The lady below is just one of hundreds I saw by the side of the road carrying on their produce business on their heads. I'm not sure where people get what they are selling. If this were Samoa, it would have been from garden plots they have outside town. Maybe these people come in for the day from villages. Maybe they buy their goods from relatives or friends -- in effect, from a wholesaler. I was told that many of the people selling pineapples go down to the wharves very early in the morning and get their pineapples free because the fruit they are given has been deemed toi ripe to ship.
How people manage a living always fascinates me. It also makes me realize how lucky I am.

The next two photos are of street salesmen selling their wares. There's a bridge in Abidjan where traffic goes very slowly, and as the cars creep along, young salesmen like these walk slowly by cars, trying to make eye contact with the drivers, and trying to sell whatever they are carrying..

It looks like this first young man is selling photo frames and "Welcome" door mats. He has lots of competition because the other young man in the picture below the first is selling the same things. They're probably just two of dozens with identical wares.

I saw alarm clocks, tool kits, boxes of kleenex, paintings and many other items being sold by these young men. I was told that most of them are from other countries, have no education, and work in this line of business simply because they have no other way to earn enough to pay for their daily food and accommodations. You have to admire anyone with enough fortitude to get out there in the strong, hot sun and work like this.

And you have to realize that this is a desperate business. If you don't sell enough during the day, you won't have enough for food that evening and the next morning. My overall impression of Cote d'Ivoire is that although there are some very wealthy people there, the majority of the population lives very close to the edge.

Saturday, June 28, 2008

More Streetside Commerce Photos

What my photos cannot capture is the heat. Despite the temperature being in the high eighties to high nineties Farenheit, people are carrying on strenuous labor even at noon. You can see in several of these photos that the guys are not stripped down to shorts without a shirt, the way they would be in Samoa. They are fully dressed the way we in Northern California would be if it were a pleasant spring day.

Everywhere you look, guys are trundling these carts, delivering goods to one place or another. Well, that's one way to beat the high price of gasoline. If things get worse here in Oakland, California, we may all be doing the same thing !

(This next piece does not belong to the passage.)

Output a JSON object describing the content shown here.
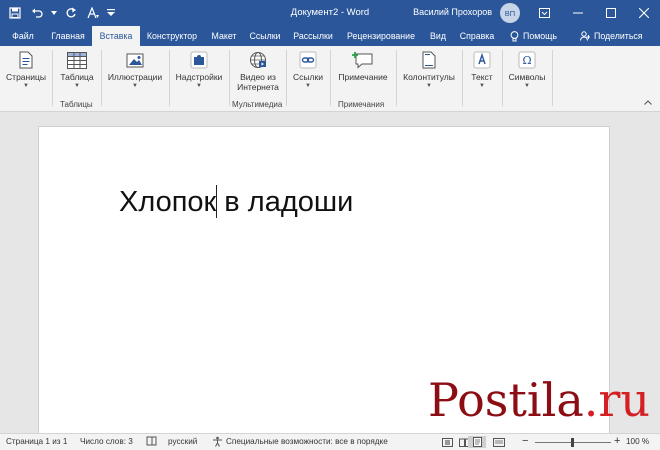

Women are out there, working, too. I saw many of them selling time on cell phones, selling vegetables, selling eggs (as above).

Friday, June 27, 2008

Caimans in Cote d'Ivoire

When we were in Yamosoukro, Cote d'Ivoire's fairly new capital, Benjamin suggested that we go
see the caimins. These are large crocodiles said to resemble alligators. A large lagoon in front of the President's home is a hangout for a great many of these creatures. One or two local fellows come to feed the caimins late each afternoon, and the caimins, knowing this, throng to the spot. Dinner isn't a sure thing for all of them, only the largest ones. The smaller ones just lie about, hoping against hope to get a small scrap, which they usually don't.

Here are some photos of what we saw at feeding time.

Thursday, June 26, 2008

Ivory Coast Bodybuilders

Here are some tough hombres, five Ivory Coast bodybuilders who competed in the "Woody 2007" bodybuilding competition. "Woody," as I understand it, means about the same as "tough hombre."
I was in Ivory Coast for a number of reasons. One was that I am known internationally for my fitness and physique photos. Because Ivory Coast has such good -- and totally unknown -- bodybuilders, I was trying to asssist them in getting known on the world stage. I also wanted to get photos for an eventual photo book of the country. And I have to confess that I really needed a change and a vacation.
Incidentally, the fellow in the middle of these five bodybuilders is Seid, the current Mr. Ivory Coast. The fellow on the left, Madou, just might end up as this year's Mr. Ivory Coast.